They call it the 100-day cough.
Those who have had whooping cough say there’s nothing like the coughing spasms that can leave you gasping for air.
Pertussis, which many thought had been all but eradicated, is making a comeback in a big way this cold-weather season.
There were only 10 cases in Erie County in 2008. The number jumped to 148 last year, and at the end of November there were 161 confirmed cases in the county.
Chautauqua County is particularly hard hit, with a spike in cases from two last year to 62 as of Nov. 30.
The number of cases in Niagara County more than doubled to 24.
The ailment is on the increase throughout New York State, where the outbreak is higher than the national average.
“We know there are more positive tests out there,” Dr. Gale Burstein, Erie County health commissioner, said.
It’s not known whether the increase is due to more people contracting the disease or the result of more people being tested.
“We think it’s probably a combination of both,” she said.
One Southtowns woman who was recently diagnosed compared the fatigue she feels to that of pneumonia. The cough can linger for three months, and the disease can be dangerous for infants.
Whooping cough is a highly contagious bacterial infection that causes an uncontrollable, violent cough lasting several weeks or months, according to the state Health Department. Initial symptoms resemble the common cold, with runny nose, sneezing, mild cough and low-grade fever.
It progresses to episodes of severe coughing, which can be followed by a high pitched “whoop.”
The bacteria is spread through coughing or sneezing respiratory droplets. The incubation period is usually seven to 10 days.
A person is no longer contagious after taking antibiotics for five days, according to the Health Department.
Health officials believe the outbreak of pertussis may be due in part to the vaccine weakening sooner than expected. The protective effect weakens dramatically soon after a youngster gets the last of the five recommended shots around age 6, according to a study published in the New England Journal of Medicine in September.
The older vaccine was replaced in the mid-1990s with another version with fewer side effects. Many of those getting sick have been vaccinated against the disease.
But getting the vaccine still is important, Burstein said.
“People who have the vaccine are less likely to develop infections and are not as ill,” she said.
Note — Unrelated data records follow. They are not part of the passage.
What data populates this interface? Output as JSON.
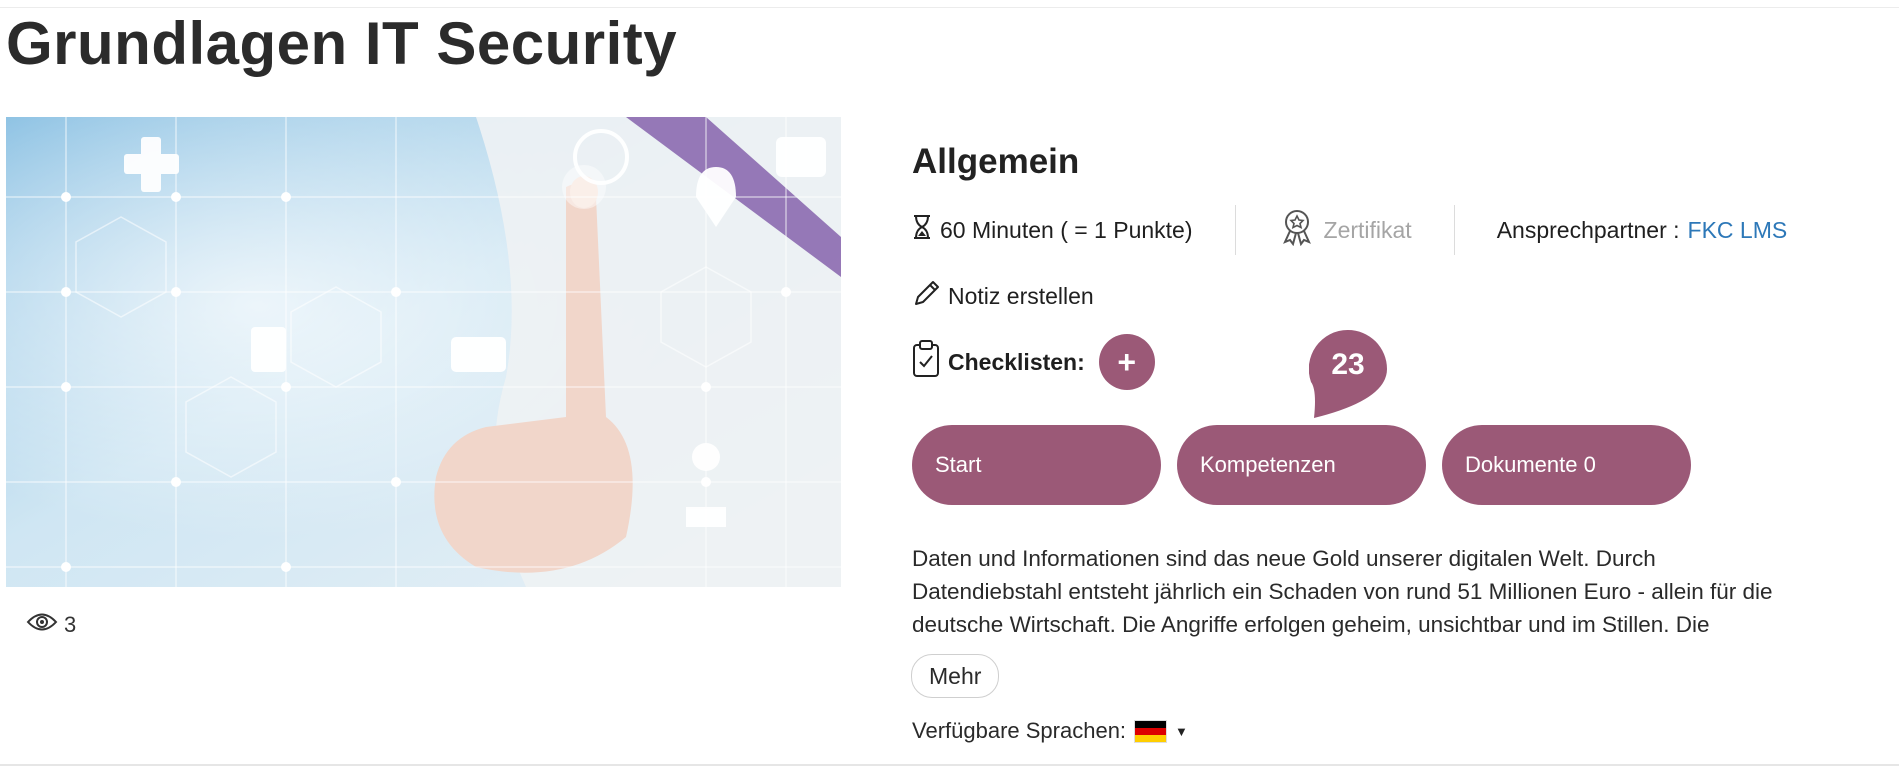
{
  "course": {
    "title": "Grundlagen IT Security",
    "views": "3"
  },
  "details": {
    "section_title": "Allgemein",
    "duration": "60 Minuten ( = 1 Punkte)",
    "certificate": "Zertifikat",
    "contact_label": "Ansprechpartner :",
    "contact_name": "FKC LMS",
    "note_label": "Notiz erstellen",
    "checklists_label": "Checklisten:",
    "badge_count": "23"
  },
  "buttons": {
    "start": "Start",
    "competencies": "Kompetenzen",
    "documents": "Dokumente 0"
  },
  "description": {
    "lines": [
      "Daten und Informationen sind das neue Gold unserer digitalen Welt. Durch",
      "Datendiebstahl entsteht jährlich ein Schaden von rund 51 Millionen Euro - allein für die",
      "deutsche Wirtschaft. Die Angriffe erfolgen geheim, unsichtbar und im Stillen. Die"
    ],
    "more_label": "Mehr"
  },
  "languages": {
    "label": "Verfügbare Sprachen:",
    "selected": "de"
  },
  "colors": {
    "accent": "#9b5977",
    "link": "#2d78b8"
  },
  "icons": {
    "views": "eye-icon",
    "duration": "hourglass-icon",
    "certificate": "award-ribbon-icon",
    "note": "pencil-icon",
    "checklist": "clipboard-check-icon",
    "add": "plus-icon",
    "language_dropdown": "caret-down-icon"
  }
}
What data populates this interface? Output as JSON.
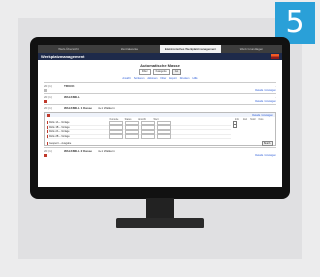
{
  "step_badge": "5",
  "browser_tabs": [
    {
      "label": "Werk-Übersicht",
      "active": false
    },
    {
      "label": "Zentralwerke",
      "active": false
    },
    {
      "label": "Elektronisches Werkplatzmanagement",
      "active": true
    },
    {
      "label": "Werk Grundlagen",
      "active": false
    }
  ],
  "app_title": "Werkplatzmanagement",
  "page_heading": "Automatische Masse",
  "filters": {
    "select1": "Filter",
    "select2": "Kategorie",
    "button": "Go"
  },
  "links": [
    "Ansicht",
    "Sortieren",
    "Aktionen",
    "Filter",
    "Export",
    "Drucken",
    "Hilfe"
  ],
  "sections": [
    {
      "number": "20 (1)",
      "name": "TRUCK",
      "count": "-",
      "link": "Details / Anzeigen"
    },
    {
      "number": "20 (1)",
      "name": "WALKMILL",
      "count": "-",
      "link": "Details / Anzeigen"
    },
    {
      "number": "20 (1)",
      "name": "WALKMILL 1 Kasse",
      "extra": "4+1 Walkern",
      "link": "Details / Anzeigen"
    }
  ],
  "expanded": {
    "header_left": "",
    "header_right": "Details / Anzeigen",
    "columns": [
      "Konsole",
      "Status",
      "Ansicht",
      "Wert"
    ],
    "side_columns": [
      "Info",
      "Zeit",
      "Notiz",
      "Foto"
    ],
    "rows": [
      {
        "label": "Rolle 1A – Vorlage"
      },
      {
        "label": "Rolle 1B – Vorlage"
      },
      {
        "label": "Rolle 2A – Vorlage"
      },
      {
        "label": "Rolle 2B – Vorlage"
      }
    ],
    "gesperrt_label": "Gesperrt – Ausgabe",
    "gesperrt_button": "Bearb."
  },
  "bottom_section": {
    "number": "20 (1)",
    "name": "WALKMILL 2 Kasse",
    "extra": "4+1 Walkern",
    "link": "Details / Anzeigen"
  }
}
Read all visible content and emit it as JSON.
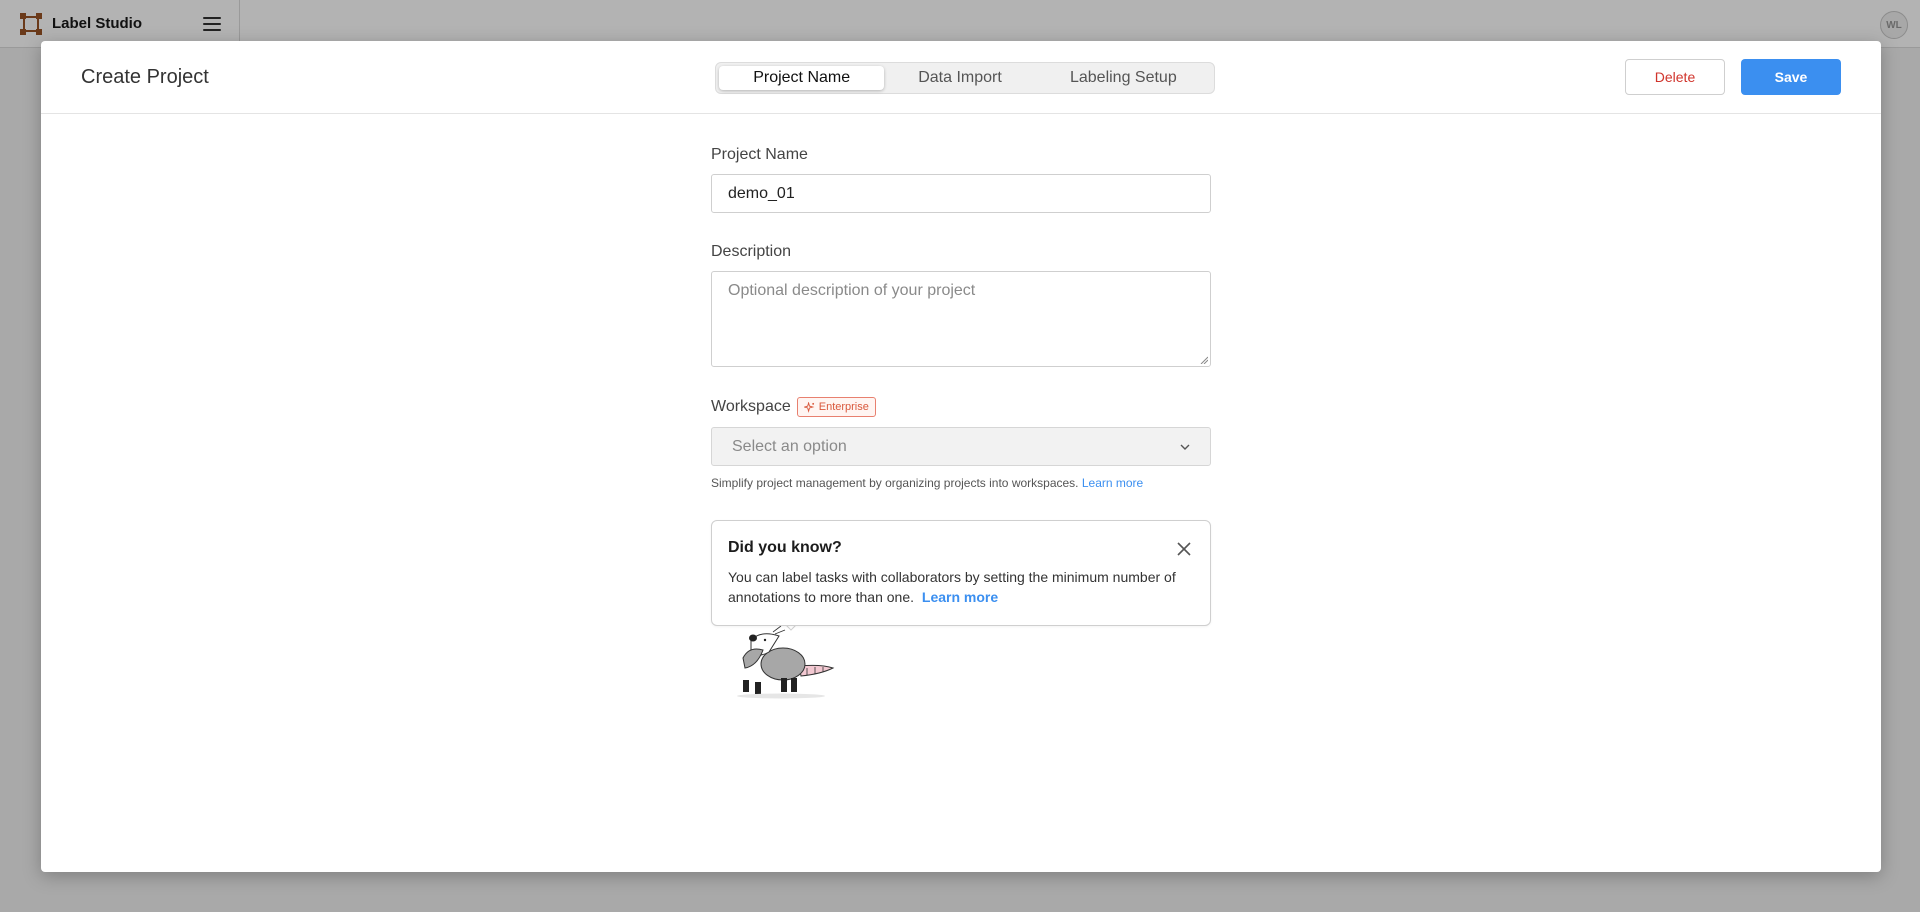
{
  "app": {
    "brand_name": "Label Studio",
    "avatar_initials": "WL"
  },
  "modal": {
    "title": "Create Project",
    "tabs": [
      {
        "label": "Project Name",
        "active": true
      },
      {
        "label": "Data Import",
        "active": false
      },
      {
        "label": "Labeling Setup",
        "active": false
      }
    ],
    "delete_label": "Delete",
    "save_label": "Save"
  },
  "form": {
    "project_name": {
      "label": "Project Name",
      "value": "demo_01"
    },
    "description": {
      "label": "Description",
      "placeholder": "Optional description of your project"
    },
    "workspace": {
      "label": "Workspace",
      "badge": "Enterprise",
      "select_placeholder": "Select an option",
      "hint": "Simplify project management by organizing projects into workspaces.",
      "hint_link": "Learn more"
    }
  },
  "tip": {
    "title": "Did you know?",
    "body": "You can label tasks with collaborators by setting the minimum number of annotations to more than one.",
    "link": "Learn more"
  },
  "colors": {
    "accent": "#3b8ff0",
    "danger": "#d0342c",
    "enterprise": "#d9583c",
    "overlay": "#a9a9a9"
  },
  "icons": {
    "brand": "label-studio-logo-icon",
    "menu": "hamburger-menu-icon",
    "dropdown": "chevron-down-icon",
    "close": "close-icon",
    "enterprise": "sparkle-icon",
    "mascot": "opossum-mascot-icon"
  }
}
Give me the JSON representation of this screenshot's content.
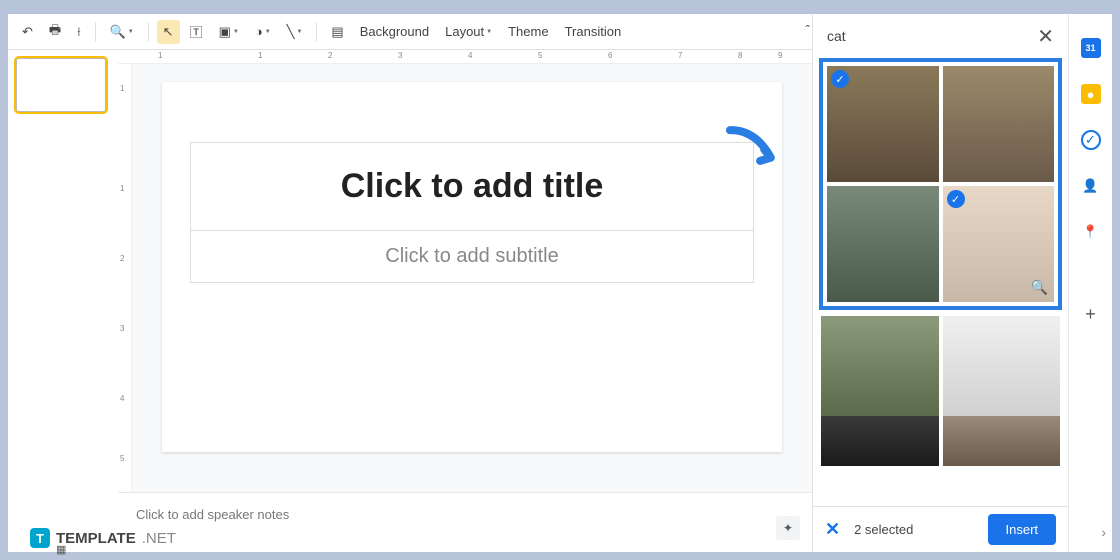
{
  "toolbar": {
    "background_label": "Background",
    "layout_label": "Layout",
    "theme_label": "Theme",
    "transition_label": "Transition"
  },
  "ruler": {
    "h_marks": [
      "1",
      "",
      "1",
      "2",
      "3",
      "4",
      "5",
      "6",
      "7",
      "8",
      "9"
    ],
    "v_marks": [
      "1",
      "",
      "1",
      "2",
      "3",
      "4",
      "5"
    ]
  },
  "slide": {
    "title_placeholder": "Click to add title",
    "subtitle_placeholder": "Click to add subtitle"
  },
  "notes": {
    "placeholder": "Click to add speaker notes"
  },
  "search": {
    "query": "cat",
    "selected_count_label": "2 selected",
    "insert_label": "Insert",
    "results": [
      {
        "selected": true
      },
      {
        "selected": false
      },
      {
        "selected": false
      },
      {
        "selected": true,
        "magnify": true
      }
    ]
  },
  "side_panel": {
    "calendar": "31"
  },
  "watermark": {
    "brand": "TEMPLATE",
    "suffix": ".NET"
  }
}
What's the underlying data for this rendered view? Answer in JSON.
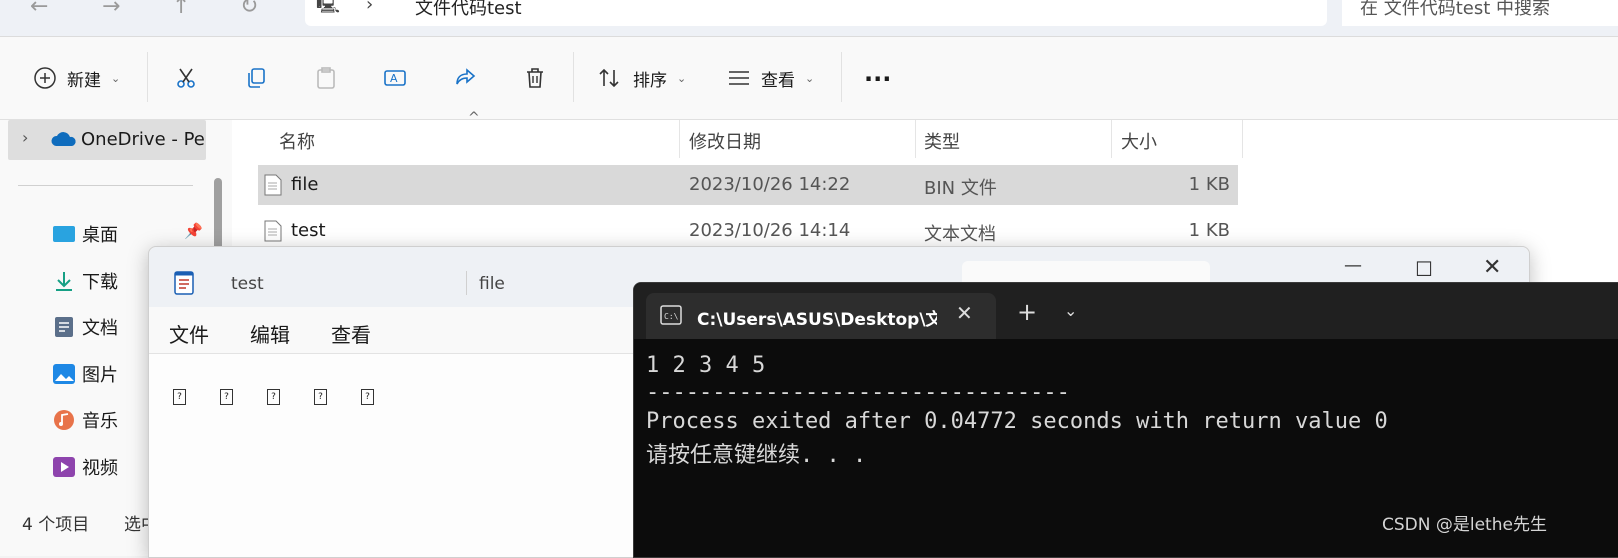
{
  "explorer": {
    "address": "文件代码test",
    "search_placeholder": "在 文件代码test 中搜索",
    "toolbar": {
      "new_label": "新建",
      "sort_label": "排序",
      "view_label": "查看",
      "more_label": "..."
    },
    "sidebar": {
      "onedrive": "OneDrive - Per",
      "items": [
        {
          "label": "桌面",
          "icon": "desktop-icon"
        },
        {
          "label": "下载",
          "icon": "download-icon"
        },
        {
          "label": "文档",
          "icon": "document-icon"
        },
        {
          "label": "图片",
          "icon": "pictures-icon"
        },
        {
          "label": "音乐",
          "icon": "music-icon"
        },
        {
          "label": "视频",
          "icon": "video-icon"
        }
      ]
    },
    "columns": {
      "name": "名称",
      "date": "修改日期",
      "type": "类型",
      "size": "大小"
    },
    "files": [
      {
        "name": "file",
        "date": "2023/10/26 14:22",
        "type": "BIN 文件",
        "size": "1 KB",
        "selected": true
      },
      {
        "name": "test",
        "date": "2023/10/26 14:14",
        "type": "文本文档",
        "size": "1 KB",
        "selected": false
      }
    ],
    "status": {
      "count": "4 个项目",
      "selected": "选中"
    }
  },
  "notepad": {
    "tabs": [
      "test",
      "file"
    ],
    "menu": {
      "file": "文件",
      "edit": "编辑",
      "view": "查看"
    },
    "content_boxes": [
      "?",
      "?",
      "?",
      "?",
      "?"
    ]
  },
  "terminal": {
    "tab_title": "C:\\Users\\ASUS\\Desktop\\文件",
    "lines": [
      "1 2 3 4 5",
      "--------------------------------",
      "Process exited after 0.04772 seconds with return value 0",
      "请按任意键继续. . ."
    ]
  },
  "watermark": "CSDN @是lethe先生",
  "colors": {
    "selection": "#d9d9d9",
    "terminal_bg": "#0c0c0c",
    "accent": "#0067c0"
  }
}
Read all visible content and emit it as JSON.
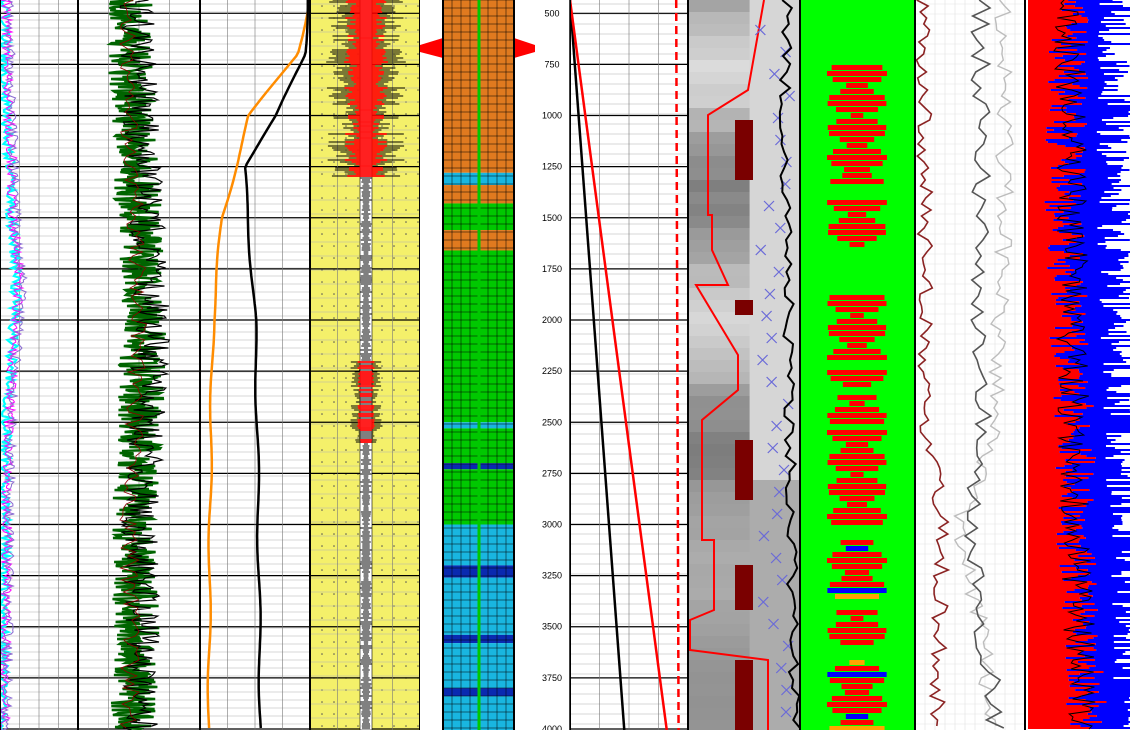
{
  "chart_data": {
    "type": "line",
    "title": "",
    "depth_axis": {
      "ticks": [
        "500",
        "750",
        "1000",
        "1250",
        "1500",
        "1750",
        "2000",
        "2250",
        "2500",
        "2750",
        "3000",
        "3250",
        "3500",
        "3750",
        "4000"
      ],
      "min": 435,
      "max": 4005
    },
    "tracks": [
      {
        "name": "",
        "curve_colors": [
          "#00ffff",
          "#ff00ff",
          "#8a6bd1"
        ],
        "trend": [
          [
            435,
            5
          ],
          [
            1000,
            8
          ],
          [
            1200,
            12
          ],
          [
            1500,
            14
          ],
          [
            1800,
            22
          ],
          [
            2500,
            8
          ],
          [
            3500,
            4
          ],
          [
            4000,
            3
          ]
        ]
      },
      {
        "name": "",
        "curve_colors": [
          "#006400",
          "#000000",
          "#8b0000"
        ],
        "trend": [
          [
            435,
            42
          ],
          [
            1000,
            45
          ],
          [
            1500,
            50
          ],
          [
            2000,
            55
          ],
          [
            2500,
            50
          ],
          [
            3000,
            45
          ],
          [
            3500,
            48
          ],
          [
            4000,
            45
          ]
        ]
      },
      {
        "name": "",
        "curve_colors": [
          "#ff8c00",
          "#000000"
        ],
        "orange": [
          [
            435,
            100
          ],
          [
            700,
            88
          ],
          [
            1000,
            45
          ],
          [
            1500,
            20
          ],
          [
            2000,
            12
          ],
          [
            2500,
            10
          ],
          [
            3000,
            9
          ],
          [
            4000,
            8
          ]
        ],
        "black": [
          [
            435,
            98
          ],
          [
            700,
            95
          ],
          [
            1000,
            70
          ],
          [
            1250,
            40
          ],
          [
            1600,
            45
          ],
          [
            2000,
            50
          ],
          [
            2500,
            52
          ],
          [
            3000,
            53
          ],
          [
            4000,
            55
          ]
        ]
      },
      {
        "name": "",
        "fill": "#f4f06a",
        "curve_colors": [
          "#ff0000",
          "#000000"
        ]
      },
      {
        "name": "",
        "curve_colors": [
          "#e07a1f",
          "#00c800",
          "#19b6e0",
          "#0a2ab0"
        ],
        "lithology": [
          [
            435,
            "#e07a1f"
          ],
          [
            1280,
            "#19b6e0"
          ],
          [
            1340,
            "#e07a1f"
          ],
          [
            1430,
            "#00c800"
          ],
          [
            1560,
            "#e07a1f"
          ],
          [
            1660,
            "#00c800"
          ],
          [
            2500,
            "#19b6e0"
          ],
          [
            2530,
            "#00c800"
          ],
          [
            2700,
            "#0a2ab0"
          ],
          [
            2730,
            "#00c800"
          ],
          [
            3000,
            "#19b6e0"
          ],
          [
            3200,
            "#0a2ab0"
          ],
          [
            3260,
            "#19b6e0"
          ],
          [
            3540,
            "#0a2ab0"
          ],
          [
            3580,
            "#19b6e0"
          ],
          [
            3800,
            "#0a2ab0"
          ],
          [
            3840,
            "#19b6e0"
          ],
          [
            4005,
            "#19b6e0"
          ]
        ]
      },
      {
        "name": "",
        "curve_colors": [
          "#000000",
          "#ff0000"
        ],
        "lines": [
          [
            [
              435,
              0
            ],
            [
              4005,
              0.46
            ]
          ],
          [
            [
              435,
              0
            ],
            [
              4005,
              0.82
            ]
          ],
          [
            [
              435,
              0.9
            ],
            [
              4005,
              0.92
            ]
          ]
        ]
      },
      {
        "name": "",
        "curve_colors": [
          "#ff0000",
          "#000000",
          "#6a6ad8",
          "#8b0000"
        ]
      },
      {
        "name": "",
        "fill": "#00ff00",
        "curve_colors": [
          "#ff0000",
          "#0000ff",
          "#ffa500"
        ]
      },
      {
        "name": "",
        "curve_colors": [
          "#8b2323",
          "#bdbdbd",
          "#555555"
        ]
      },
      {
        "name": "",
        "curve_colors": [
          "#ff0000",
          "#0000ff",
          "#000000"
        ]
      }
    ]
  }
}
New York is one of 21 states where the pertussis outbreak is higher than the national incidence rate of 11.6 cases per 100,000 people. In New York, there were 14.5 cases per 100,000 people as of Nov. 23. More than 38,000 cases have been reported to the Centers for Disease Control and Prevention in 49 states, as well as 16 deaths, mainly infants.
“It’s circulating in the community,” Burstein said. “That’s why it’s real important that everyone get immunized, especially people who come in contact with infants.”
New York State has a new law that will go into effect Jan. 13, requiring hospitals having a newborn nursery or providing obstetric services to offer the pertussis vaccine to parents and caregivers of newborns.
The idea is to cocoon the infant who has not been immunized by making sure the people surrounding the infant are immunized.
Disease on the rise
Whooping cough cases up sharply
Inidence by county for 2011 and 2012 (through Nov. 30, 2012)
Incidence/ 2011 2012* 100,000**
Cattaraugus 1 2 2.4
Chautauqua 2 62 45.5
Erie 148 161 17.3
Genesee 1 7 11.8
Niagara 10 24 11.1
Wyoming 4 4 9.4
*As of Nov. 30, 2012 ** For 2012
Source: New York State Health Department